EXERCISE DETAILS: Word for word, restate each of the records below.

Extracted records:
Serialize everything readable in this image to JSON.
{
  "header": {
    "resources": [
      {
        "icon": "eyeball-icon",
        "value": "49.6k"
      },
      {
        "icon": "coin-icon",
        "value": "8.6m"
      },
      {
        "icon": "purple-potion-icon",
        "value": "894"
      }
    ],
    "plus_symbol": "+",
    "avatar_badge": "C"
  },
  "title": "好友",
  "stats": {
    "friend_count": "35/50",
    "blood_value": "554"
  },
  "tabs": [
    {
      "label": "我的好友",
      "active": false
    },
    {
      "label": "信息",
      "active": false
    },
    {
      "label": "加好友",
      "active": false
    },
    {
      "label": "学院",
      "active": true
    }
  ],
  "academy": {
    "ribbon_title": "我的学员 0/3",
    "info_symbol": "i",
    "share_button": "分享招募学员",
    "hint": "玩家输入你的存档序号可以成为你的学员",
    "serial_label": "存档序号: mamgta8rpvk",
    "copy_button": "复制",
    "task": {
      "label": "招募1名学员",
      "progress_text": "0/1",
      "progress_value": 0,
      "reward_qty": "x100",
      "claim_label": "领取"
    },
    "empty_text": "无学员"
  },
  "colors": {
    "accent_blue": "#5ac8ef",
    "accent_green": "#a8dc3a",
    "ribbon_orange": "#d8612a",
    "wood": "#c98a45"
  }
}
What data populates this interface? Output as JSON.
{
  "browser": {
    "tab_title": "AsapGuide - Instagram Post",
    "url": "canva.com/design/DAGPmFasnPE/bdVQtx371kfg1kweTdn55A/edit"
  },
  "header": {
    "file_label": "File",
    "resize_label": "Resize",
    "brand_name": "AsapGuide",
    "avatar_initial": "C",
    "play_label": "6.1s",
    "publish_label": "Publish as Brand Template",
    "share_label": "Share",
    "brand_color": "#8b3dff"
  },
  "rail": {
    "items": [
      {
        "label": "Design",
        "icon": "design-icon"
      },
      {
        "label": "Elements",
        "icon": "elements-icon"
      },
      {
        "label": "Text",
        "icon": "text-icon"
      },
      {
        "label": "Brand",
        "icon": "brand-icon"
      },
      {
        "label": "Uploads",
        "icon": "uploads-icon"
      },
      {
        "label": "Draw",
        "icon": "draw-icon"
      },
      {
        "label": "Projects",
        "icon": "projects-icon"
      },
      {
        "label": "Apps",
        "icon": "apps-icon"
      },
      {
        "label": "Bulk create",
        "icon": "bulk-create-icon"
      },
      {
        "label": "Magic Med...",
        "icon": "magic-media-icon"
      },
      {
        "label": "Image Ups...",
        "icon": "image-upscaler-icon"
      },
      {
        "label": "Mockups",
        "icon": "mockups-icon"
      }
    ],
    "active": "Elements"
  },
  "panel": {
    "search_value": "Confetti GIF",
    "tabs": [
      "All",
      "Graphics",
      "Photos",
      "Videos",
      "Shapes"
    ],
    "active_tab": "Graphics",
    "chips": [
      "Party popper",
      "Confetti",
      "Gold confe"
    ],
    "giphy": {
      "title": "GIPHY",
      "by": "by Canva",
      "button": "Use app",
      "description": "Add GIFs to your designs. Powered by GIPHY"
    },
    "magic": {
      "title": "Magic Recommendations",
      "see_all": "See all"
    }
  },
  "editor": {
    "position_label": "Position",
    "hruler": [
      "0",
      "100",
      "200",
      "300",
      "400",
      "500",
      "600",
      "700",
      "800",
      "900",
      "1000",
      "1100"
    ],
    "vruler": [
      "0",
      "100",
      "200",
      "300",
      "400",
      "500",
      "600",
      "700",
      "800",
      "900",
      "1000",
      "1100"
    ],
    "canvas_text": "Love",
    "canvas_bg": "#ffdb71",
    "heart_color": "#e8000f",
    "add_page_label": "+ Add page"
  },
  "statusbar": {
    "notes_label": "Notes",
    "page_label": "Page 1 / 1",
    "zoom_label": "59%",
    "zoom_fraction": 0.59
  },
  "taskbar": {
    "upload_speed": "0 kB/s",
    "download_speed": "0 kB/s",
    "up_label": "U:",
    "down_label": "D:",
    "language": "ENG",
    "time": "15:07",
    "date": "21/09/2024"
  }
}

THE COMPLETED TASK:
Serialize everything readable in this image to JSON.
{
  "header": {
    "resources": [
      {
        "icon": "eyeball-icon",
        "value": "49.6k"
      },
      {
        "icon": "coin-icon",
        "value": "8.6m"
      },
      {
        "icon": "purple-potion-icon",
        "value": "894"
      }
    ],
    "plus_symbol": "+",
    "avatar_badge": "C"
  },
  "title": "好友",
  "stats": {
    "friend_count": "35/50",
    "blood_value": "554"
  },
  "tabs": [
    {
      "label": "我的好友",
      "active": false
    },
    {
      "label": "信息",
      "active": false
    },
    {
      "label": "加好友",
      "active": false
    },
    {
      "label": "学院",
      "active": true
    }
  ],
  "academy": {
    "ribbon_title": "我的学员 0/3",
    "info_symbol": "i",
    "share_button": "分享招募学员",
    "hint": "玩家输入你的存档序号可以成为你的学员",
    "serial_label": "存档序号: mamgta8rpvk",
    "copy_button": "复制",
    "task": {
      "label": "招募1名学员",
      "progress_text": "0/1",
      "progress_value": 0,
      "reward_qty": "x100",
      "claim_label": "领取"
    },
    "empty_text": "无学员"
  },
  "colors": {
    "accent_blue": "#5ac8ef",
    "accent_green": "#a8dc3a",
    "ribbon_orange": "#d8612a",
    "wood": "#c98a45"
  }
}
What data populates this interface? Output as JSON.
{
  "browser": {
    "tab_title": "AsapGuide - Instagram Post",
    "url": "canva.com/design/DAGPmFasnPE/bdVQtx371kfg1kweTdn55A/edit"
  },
  "header": {
    "file_label": "File",
    "resize_label": "Resize",
    "brand_name": "AsapGuide",
    "avatar_initial": "C",
    "play_label": "6.1s",
    "publish_label": "Publish as Brand Template",
    "share_label": "Share",
    "brand_color": "#8b3dff"
  },
  "rail": {
    "items": [
      {
        "label": "Design",
        "icon": "design-icon"
      },
      {
        "label": "Elements",
        "icon": "elements-icon"
      },
      {
        "label": "Text",
        "icon": "text-icon"
      },
      {
        "label": "Brand",
        "icon": "brand-icon"
      },
      {
        "label": "Uploads",
        "icon": "uploads-icon"
      },
      {
        "label": "Draw",
        "icon": "draw-icon"
      },
      {
        "label": "Projects",
        "icon": "projects-icon"
      },
      {
        "label": "Apps",
        "icon": "apps-icon"
      },
      {
        "label": "Bulk create",
        "icon": "bulk-create-icon"
      },
      {
        "label": "Magic Med...",
        "icon": "magic-media-icon"
      },
      {
        "label": "Image Ups...",
        "icon": "image-upscaler-icon"
      },
      {
        "label": "Mockups",
        "icon": "mockups-icon"
      }
    ],
    "active": "Elements"
  },
  "panel": {
    "search_value": "Confetti GIF",
    "tabs": [
      "All",
      "Graphics",
      "Photos",
      "Videos",
      "Shapes"
    ],
    "active_tab": "Graphics",
    "chips": [
      "Party popper",
      "Confetti",
      "Gold confe"
    ],
    "giphy": {
      "title": "GIPHY",
      "by": "by Canva",
      "button": "Use app",
      "description": "Add GIFs to your designs. Powered by GIPHY"
    },
    "magic": {
      "title": "Magic Recommendations",
      "see_all": "See all"
    }
  },
  "editor": {
    "position_label": "Position",
    "hruler": [
      "0",
      "100",
      "200",
      "300",
      "400",
      "500",
      "600",
      "700",
      "800",
      "900",
      "1000",
      "1100"
    ],
    "vruler": [
      "0",
      "100",
      "200",
      "300",
      "400",
      "500",
      "600",
      "700",
      "800",
      "900",
      "1000",
      "1100"
    ],
    "canvas_text": "Love",
    "canvas_bg": "#ffdb71",
    "heart_color": "#e8000f",
    "add_page_label": "+ Add page"
  },
  "statusbar": {
    "notes_label": "Notes",
    "page_label": "Page 1 / 1",
    "zoom_label": "59%",
    "zoom_fraction": 0.59
  },
  "taskbar": {
    "upload_speed": "0 kB/s",
    "download_speed": "0 kB/s",
    "up_label": "U:",
    "down_label": "D:",
    "language": "ENG",
    "time": "15:07",
    "date": "21/09/2024"
  }
}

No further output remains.